According to local press reports, the young men were acting up on their way back from a meet, and as a punishment, they were told they wouldn’t be allowed off the bus to eat. But eventually, they did get off — and then refused to get back on. The adults with the team at the time called Coach Sargent, who OK’d the decision to leave the troublemakers behind, saying he’d come by to sit with them himself until their parents came to pick them up.
Which he did.
And for which he was fired.
Now, clearly, this was a breach of conduct on the coach’s part. But it certainly sounds as if it was also a breach on the part of the young men, whom, as they’re seniors, I can’t bring myself to call “kids.” If they are 17, they’re old enough to drive. If they are 18, they are old enough to go to war. But they’re not old enough to wait for an hour at a restaurant for their parents to come pick them up?
I fear that the reason the coach got the boot was not just that his behavior was legally dicey but that, as a culture, we have come to believe that anytime minors are not directly supervised by adults, they are in mortal peril. But they’re not. We are living in some of the safest times in human history. And in this case, the students were at a restaurant, with a coach quickly by their side and parents heading over to get them.
What could conceivably happen to these young men? Please, let’s not jump to the stock hysterical answer: “Anything!” Stop for a second and describe that “anything.” Were they going to run into the street and get run over? No. Get abducted — two high-school seniors together? No. Were they going to have a slightly uncomfortable hour? I sort of hope so.
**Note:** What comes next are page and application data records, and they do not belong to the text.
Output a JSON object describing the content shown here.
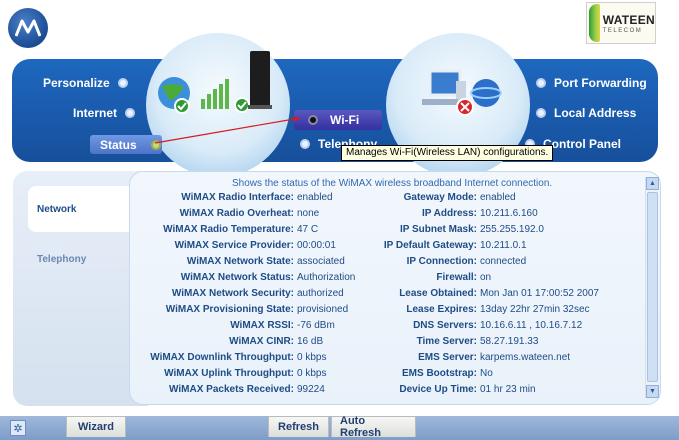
{
  "header": {
    "brand_logo": "motorola-logo",
    "partner_logo": {
      "name": "WATEEN",
      "tagline": "TELECOM"
    }
  },
  "nav": {
    "left_items": [
      {
        "label": "Personalize",
        "selected": false
      },
      {
        "label": "Internet",
        "selected": false
      },
      {
        "label": "Status",
        "selected": true
      }
    ],
    "center_items": [
      {
        "label": "Wi-Fi",
        "selected": true
      },
      {
        "label": "Telephony",
        "selected": false
      }
    ],
    "right_items": [
      {
        "label": "Port Forwarding",
        "selected": false
      },
      {
        "label": "Local Address",
        "selected": false
      },
      {
        "label": "Control Panel",
        "selected": false
      }
    ],
    "tooltip": "Manages Wi-Fi(Wireless LAN) configurations."
  },
  "side_tabs": {
    "network": "Network",
    "telephony": "Telephony"
  },
  "panel": {
    "title": "Shows the status of the WiMAX wireless broadband Internet connection.",
    "left_rows": [
      {
        "label": "WiMAX Radio Interface:",
        "value": "enabled"
      },
      {
        "label": "WiMAX Radio Overheat:",
        "value": "none"
      },
      {
        "label": "WiMAX Radio Temperature:",
        "value": "47 C"
      },
      {
        "label": "WiMAX Service Provider:",
        "value": "00:00:01"
      },
      {
        "label": "WiMAX Network State:",
        "value": "associated"
      },
      {
        "label": "WiMAX Network Status:",
        "value": "Authorization"
      },
      {
        "label": "WiMAX Network Security:",
        "value": "authorized"
      },
      {
        "label": "WiMAX Provisioning State:",
        "value": "provisioned"
      },
      {
        "label": "WiMAX RSSI:",
        "value": "-76 dBm"
      },
      {
        "label": "WiMAX CINR:",
        "value": "16 dB"
      },
      {
        "label": "WiMAX Downlink Throughput:",
        "value": "0 kbps"
      },
      {
        "label": "WiMAX Uplink Throughput:",
        "value": "0 kbps"
      },
      {
        "label": "WiMAX Packets Received:",
        "value": "99224"
      }
    ],
    "right_rows": [
      {
        "label": "Gateway Mode:",
        "value": "enabled"
      },
      {
        "label": "IP Address:",
        "value": "10.211.6.160"
      },
      {
        "label": "IP Subnet Mask:",
        "value": "255.255.192.0"
      },
      {
        "label": "IP Default Gateway:",
        "value": "10.211.0.1"
      },
      {
        "label": "IP Connection:",
        "value": "connected"
      },
      {
        "label": "Firewall:",
        "value": "on"
      },
      {
        "label": "Lease Obtained:",
        "value": "Mon Jan 01 17:00:52 2007"
      },
      {
        "label": "Lease Expires:",
        "value": "13day 22hr 27min 32sec"
      },
      {
        "label": "DNS Servers:",
        "value": "10.16.6.11 , 10.16.7.12"
      },
      {
        "label": "Time Server:",
        "value": "58.27.191.33"
      },
      {
        "label": "EMS Server:",
        "value": "karpems.wateen.net"
      },
      {
        "label": "EMS Bootstrap:",
        "value": "No"
      },
      {
        "label": "Device Up Time:",
        "value": "01 hr 23 min"
      }
    ]
  },
  "bottom": {
    "wizard": "Wizard",
    "refresh": "Refresh",
    "auto_refresh": "Auto Refresh"
  }
}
It’s impossible not to bemoan the death of common sense these days. But this marks the death of a couple of other things, too. It’s the death of any faith that our kids can be safe on their own. It’s also the death of a certain kind of faith in our kids — faith that they can roll with some punches and even learn from cold water splashed in their face. I’m not one for an eye for an eye, but letting young people experience real consequences for their behavior — even slightly improvised, imperfect consequences — does not strike me as evil. It strikes me as wanting our kids to do better and believing that they can.
What did the young men learn when their coach was fired? Maybe that they can get away with their antics. Maybe that they were injured and aggrieved — a victim outlook they can nurse forever. But just maybe they learned that their behavior lost them a coach who did nothing worse than think that, when forced to handle themselves in an unfamiliar situation, they’d rise to the occasion.
That’s the kind of coach I’d want for my sons.
Miraculously, after a few weeks of cooling off, the school board voted to reinstate Sargent. The coach is back. It could be because he has a winning record. But I hope it’s at least in part because he has a winning way of looking at young men and the world and believing in them both.
Lenore Skenazy is the author of “Free-Range Kids: How to Raise Safe, Self-Reliant
Children (Without Going Nuts with Worry)” and “Who’s the Blonde That Married What’s-His-Name? The Ultimate Tip-of-the- Tongue Test of Everything You Know You Know — But Can’t Remember Right Now.”